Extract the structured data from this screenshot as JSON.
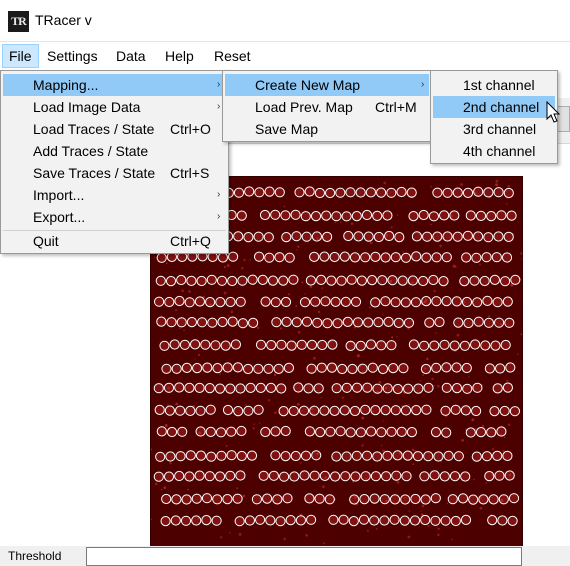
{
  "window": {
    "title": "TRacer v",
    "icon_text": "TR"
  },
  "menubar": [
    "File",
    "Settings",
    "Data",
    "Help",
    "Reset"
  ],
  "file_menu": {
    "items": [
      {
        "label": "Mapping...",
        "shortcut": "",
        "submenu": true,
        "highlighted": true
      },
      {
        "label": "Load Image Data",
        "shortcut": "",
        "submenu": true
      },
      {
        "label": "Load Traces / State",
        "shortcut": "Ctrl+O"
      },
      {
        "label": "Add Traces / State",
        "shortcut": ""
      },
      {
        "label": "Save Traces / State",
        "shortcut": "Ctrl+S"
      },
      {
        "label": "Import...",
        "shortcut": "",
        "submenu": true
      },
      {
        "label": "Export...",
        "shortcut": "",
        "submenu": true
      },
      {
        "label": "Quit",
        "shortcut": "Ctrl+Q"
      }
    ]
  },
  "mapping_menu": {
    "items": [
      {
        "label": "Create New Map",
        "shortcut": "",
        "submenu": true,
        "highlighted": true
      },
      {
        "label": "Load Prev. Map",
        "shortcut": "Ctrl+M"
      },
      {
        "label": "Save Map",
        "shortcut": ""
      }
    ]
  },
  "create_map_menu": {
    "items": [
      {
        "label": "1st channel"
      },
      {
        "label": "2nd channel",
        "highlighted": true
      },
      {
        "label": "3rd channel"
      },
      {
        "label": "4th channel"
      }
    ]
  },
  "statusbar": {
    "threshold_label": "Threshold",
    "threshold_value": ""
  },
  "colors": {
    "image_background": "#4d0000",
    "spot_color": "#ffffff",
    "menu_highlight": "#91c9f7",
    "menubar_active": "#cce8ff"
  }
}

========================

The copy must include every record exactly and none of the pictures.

Extract the structured data from this screenshot as JSON.
{
  "window": {
    "title": "TRacer v",
    "icon_text": "TR"
  },
  "menubar": [
    "File",
    "Settings",
    "Data",
    "Help",
    "Reset"
  ],
  "file_menu": {
    "items": [
      {
        "label": "Mapping...",
        "shortcut": "",
        "submenu": true,
        "highlighted": true
      },
      {
        "label": "Load Image Data",
        "shortcut": "",
        "submenu": true
      },
      {
        "label": "Load Traces / State",
        "shortcut": "Ctrl+O"
      },
      {
        "label": "Add Traces / State",
        "shortcut": ""
      },
      {
        "label": "Save Traces / State",
        "shortcut": "Ctrl+S"
      },
      {
        "label": "Import...",
        "shortcut": "",
        "submenu": true
      },
      {
        "label": "Export...",
        "shortcut": "",
        "submenu": true
      },
      {
        "label": "Quit",
        "shortcut": "Ctrl+Q"
      }
    ]
  },
  "mapping_menu": {
    "items": [
      {
        "label": "Create New Map",
        "shortcut": "",
        "submenu": true,
        "highlighted": true
      },
      {
        "label": "Load Prev. Map",
        "shortcut": "Ctrl+M"
      },
      {
        "label": "Save Map",
        "shortcut": ""
      }
    ]
  },
  "create_map_menu": {
    "items": [
      {
        "label": "1st channel"
      },
      {
        "label": "2nd channel",
        "highlighted": true
      },
      {
        "label": "3rd channel"
      },
      {
        "label": "4th channel"
      }
    ]
  },
  "statusbar": {
    "threshold_label": "Threshold",
    "threshold_value": ""
  },
  "colors": {
    "image_background": "#4d0000",
    "spot_color": "#ffffff",
    "menu_highlight": "#91c9f7",
    "menubar_active": "#cce8ff"
  }
}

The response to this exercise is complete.